Stations' local online ad revenue is expected to reach nearly
$1.4 billion in 2010, a 21% improvement over 2009, according to a study
released today by Borrell Associates and the Television Bureau of Advertising
(TVB). While broadcasters are showing improvement over 2009 in just about every
revenue category, last year wasn't too bad for web revenue. Stations rang up
some $1.15 billion in interactive business last year, a 10% boost over the year
before. That sum was nonetheless off a bit from Borrell Associates' 2009
forecast of $1.3 billion, issued at this point last year.
"In a year where the IAB reported flat internet revenues,

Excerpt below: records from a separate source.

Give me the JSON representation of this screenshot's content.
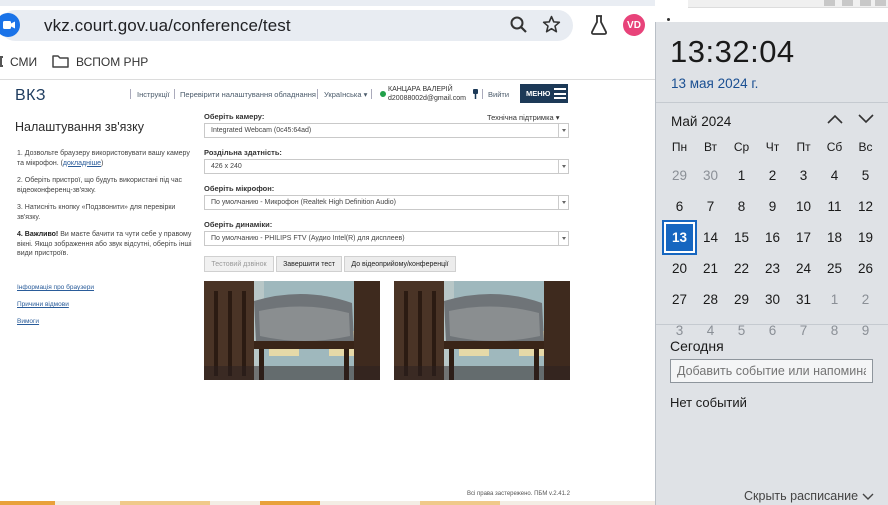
{
  "browser": {
    "url": "vkz.court.gov.ua/conference/test",
    "avatar_initials": "VD",
    "bookmarks": [
      {
        "label": "СМИ"
      },
      {
        "label": "ВСПОМ РНР"
      }
    ]
  },
  "header": {
    "logo": "ВКЗ",
    "nav": [
      {
        "label": "Інструкції"
      },
      {
        "label": "Перевірити налаштування обладнання"
      },
      {
        "label": "Українська ▾"
      }
    ],
    "user_name": "КАНЦАРА ВАЛЕРІЙ",
    "user_email": "d20088002d@gmail.com",
    "logout": "Вийти",
    "menu": "МЕНЮ"
  },
  "left": {
    "title": "Налаштування зв'язку",
    "steps": [
      {
        "text": "1. Дозвольте браузеру використовувати вашу камеру та мікрофон. (",
        "link": "докладніше",
        "tail": ")"
      },
      {
        "text": "2. Оберіть пристрої, що будуть використані під час відеоконференц-зв'язку."
      },
      {
        "text": "3. Натисніть кнопку «Подзвонити» для перевірки зв'язку."
      },
      {
        "bold": "4. Важливо!",
        "text": " Ви маєте бачити та чути себе у правому вікні. Якщо зображення або звук відсутні, оберіть інші види пристроїв."
      }
    ],
    "links": [
      {
        "label": "Інформація про браузери"
      },
      {
        "label": "Причини відмови"
      },
      {
        "label": "Вимоги"
      }
    ]
  },
  "form": {
    "support": "Технічна підтримка ▾",
    "camera_label": "Оберіть камеру:",
    "camera_value": "Integrated Webcam (0c45:64ad)",
    "resolution_label": "Роздільна здатність:",
    "resolution_value": "426 x 240",
    "mic_label": "Оберіть мікрофон:",
    "mic_value": "По умолчанию - Микрофон (Realtek High Definition Audio)",
    "speakers_label": "Оберіть динаміки:",
    "speakers_value": "По умолчанию - PHILIPS FTV (Аудио Intel(R) для дисплеев)",
    "buttons": [
      {
        "label": "Тестовий дзвінок"
      },
      {
        "label": "Завершити тест"
      },
      {
        "label": "До відеоприйому/конференції"
      }
    ]
  },
  "footer": "Всі права застережено. ПБМ v.2.41.2",
  "calendar": {
    "time": "13:32:04",
    "date": "13 мая 2024 г.",
    "month": "Май 2024",
    "weekdays": [
      "Пн",
      "Вт",
      "Ср",
      "Чт",
      "Пт",
      "Сб",
      "Вс"
    ],
    "days": [
      {
        "d": "29",
        "m": true
      },
      {
        "d": "30",
        "m": true
      },
      {
        "d": "1"
      },
      {
        "d": "2"
      },
      {
        "d": "3"
      },
      {
        "d": "4"
      },
      {
        "d": "5"
      },
      {
        "d": "6"
      },
      {
        "d": "7"
      },
      {
        "d": "8"
      },
      {
        "d": "9"
      },
      {
        "d": "10"
      },
      {
        "d": "11"
      },
      {
        "d": "12"
      },
      {
        "d": "13",
        "t": true
      },
      {
        "d": "14"
      },
      {
        "d": "15"
      },
      {
        "d": "16"
      },
      {
        "d": "17"
      },
      {
        "d": "18"
      },
      {
        "d": "19"
      },
      {
        "d": "20"
      },
      {
        "d": "21"
      },
      {
        "d": "22"
      },
      {
        "d": "23"
      },
      {
        "d": "24"
      },
      {
        "d": "25"
      },
      {
        "d": "26"
      },
      {
        "d": "27"
      },
      {
        "d": "28"
      },
      {
        "d": "29"
      },
      {
        "d": "30"
      },
      {
        "d": "31"
      },
      {
        "d": "1",
        "m": true
      },
      {
        "d": "2",
        "m": true
      },
      {
        "d": "3",
        "m": true
      },
      {
        "d": "4",
        "m": true
      },
      {
        "d": "5",
        "m": true
      },
      {
        "d": "6",
        "m": true
      },
      {
        "d": "7",
        "m": true
      },
      {
        "d": "8",
        "m": true
      },
      {
        "d": "9",
        "m": true
      }
    ],
    "today_label": "Сегодня",
    "event_placeholder": "Добавить событие или напоминание",
    "no_events": "Нет событий",
    "hide_schedule": "Скрыть расписание"
  },
  "colors": {
    "accent": "#1666c0",
    "menu_bg": "#1c3957",
    "avatar": "#e8437a",
    "online": "#21a04a"
  }
}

the performance of local TV stations is quite stunning," said TVB VP of
Strategic Planning Jack Poor.
Borrell Associates presented findings from its "Benchmarking:
TV Web Sales Defy Gravity, Gain 10%" at the Gannett building in Manhattan this morning. This year's data
focused on 573 TV stations; around 84% of them made less than $1 million on the
web last year, suggesting considerable room for growth. "It's still a small
amount of a station's total revenue," said Borrell CEO Gordon Borrell.
Stations are grabbing online business from print media,
whether it's Yellow Pages advertisers, newspaper classifieds or even couponing.
Newspapers saw their local revenue market share shrink from 27.7% to 23.6% from
2008 to 2009, while broadcast TV grew from 8.3% to 8.7%.
Borrell said local television is in good shape to cash in on
the mobile advertising people increasingly consume on their smartphones and
tablets. At the NAB show last week, a dozen major broadcast groups, including
Gannett, announced a joint mobile DTV initiative. "Mobile is a new and upcoming medium, and
television has a history of understanding new mediums and going after them,"
Local mobile advertising was over $200 million last year,
with broadcast capturing 12% of it. Calling mobile "a new disrupter," Borrell
said that $200 million should "skyrocket into the billions" in two years' time.
The stations whose web revenue represents a good chunk of
their total revenue-say, in the double digit percentages-are the ones who are
thinking of online as its own business, said Borrell, not as simply a marketing
tool for television. "If you stop thinking like a television station," he
said, "you can get to the next level."